▸ Prompt
Scan the listing below. Return every line containing the string "this".

═══

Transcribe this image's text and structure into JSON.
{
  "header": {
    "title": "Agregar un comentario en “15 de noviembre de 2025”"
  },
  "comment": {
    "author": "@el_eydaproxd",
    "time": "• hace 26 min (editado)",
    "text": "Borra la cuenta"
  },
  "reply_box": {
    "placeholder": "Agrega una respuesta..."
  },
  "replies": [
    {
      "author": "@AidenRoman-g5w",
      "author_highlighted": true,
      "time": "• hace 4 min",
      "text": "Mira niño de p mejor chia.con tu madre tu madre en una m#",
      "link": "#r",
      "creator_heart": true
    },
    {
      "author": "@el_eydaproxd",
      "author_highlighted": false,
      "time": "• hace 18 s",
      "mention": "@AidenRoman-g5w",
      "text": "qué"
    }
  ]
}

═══

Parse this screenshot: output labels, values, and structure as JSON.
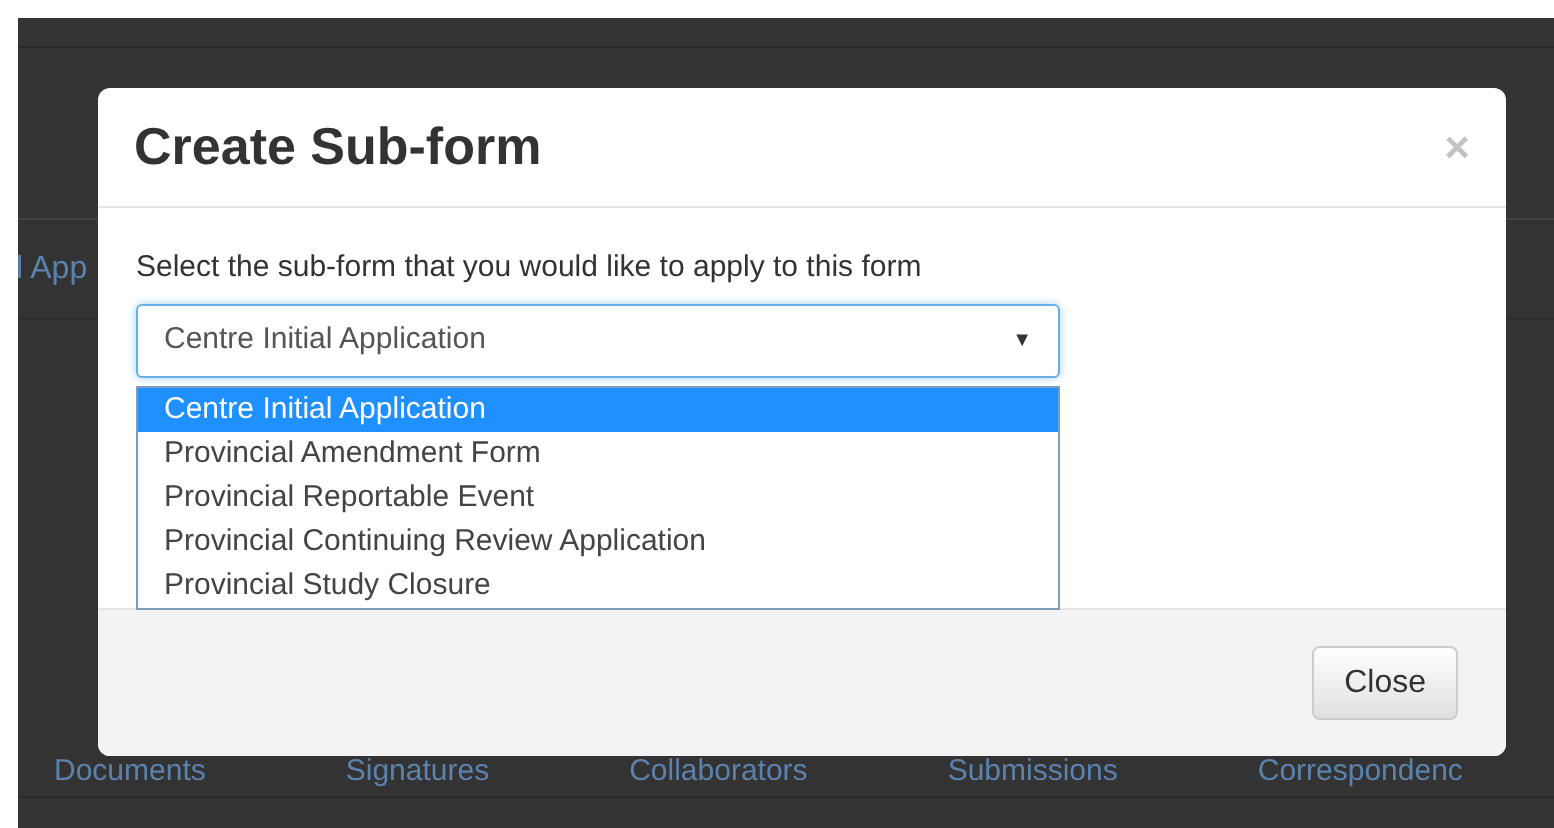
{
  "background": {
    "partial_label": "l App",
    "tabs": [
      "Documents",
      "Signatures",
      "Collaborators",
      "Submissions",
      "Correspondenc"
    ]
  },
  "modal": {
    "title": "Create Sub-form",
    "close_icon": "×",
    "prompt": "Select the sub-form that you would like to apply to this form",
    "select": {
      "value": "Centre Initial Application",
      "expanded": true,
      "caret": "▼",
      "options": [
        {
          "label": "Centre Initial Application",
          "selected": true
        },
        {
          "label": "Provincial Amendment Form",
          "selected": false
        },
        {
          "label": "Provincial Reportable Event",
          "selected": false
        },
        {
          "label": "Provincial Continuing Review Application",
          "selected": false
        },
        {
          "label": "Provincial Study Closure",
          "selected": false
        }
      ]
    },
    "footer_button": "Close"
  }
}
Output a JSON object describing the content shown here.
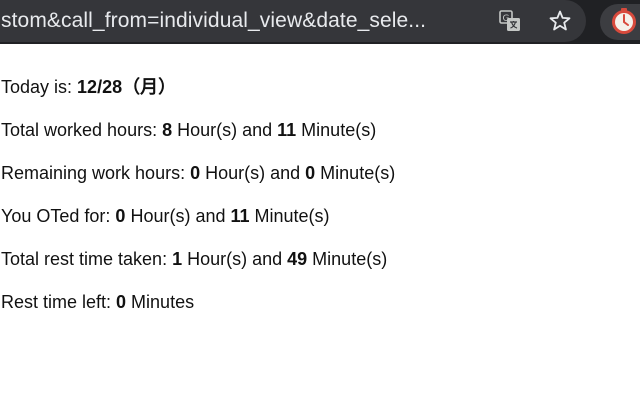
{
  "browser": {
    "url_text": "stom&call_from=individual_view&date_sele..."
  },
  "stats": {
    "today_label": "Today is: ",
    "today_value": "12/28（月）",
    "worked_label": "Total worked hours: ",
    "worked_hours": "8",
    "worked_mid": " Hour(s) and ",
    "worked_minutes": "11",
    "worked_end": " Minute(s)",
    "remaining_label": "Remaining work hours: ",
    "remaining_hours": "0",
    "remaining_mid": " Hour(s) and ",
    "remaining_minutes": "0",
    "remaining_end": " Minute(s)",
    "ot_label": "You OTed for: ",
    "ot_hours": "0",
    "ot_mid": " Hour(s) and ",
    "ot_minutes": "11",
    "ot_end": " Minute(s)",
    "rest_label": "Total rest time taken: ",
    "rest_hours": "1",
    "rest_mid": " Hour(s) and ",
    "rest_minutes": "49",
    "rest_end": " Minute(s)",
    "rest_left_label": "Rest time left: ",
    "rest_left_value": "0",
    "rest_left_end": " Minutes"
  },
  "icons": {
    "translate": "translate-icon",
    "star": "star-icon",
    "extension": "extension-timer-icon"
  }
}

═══

▸ Your response
Transcribe this image's text and structure into JSON.
Parse this screenshot: output labels, values, and structure as JSON.
    "prompt": "Select the sub-form that you would like to apply to this form",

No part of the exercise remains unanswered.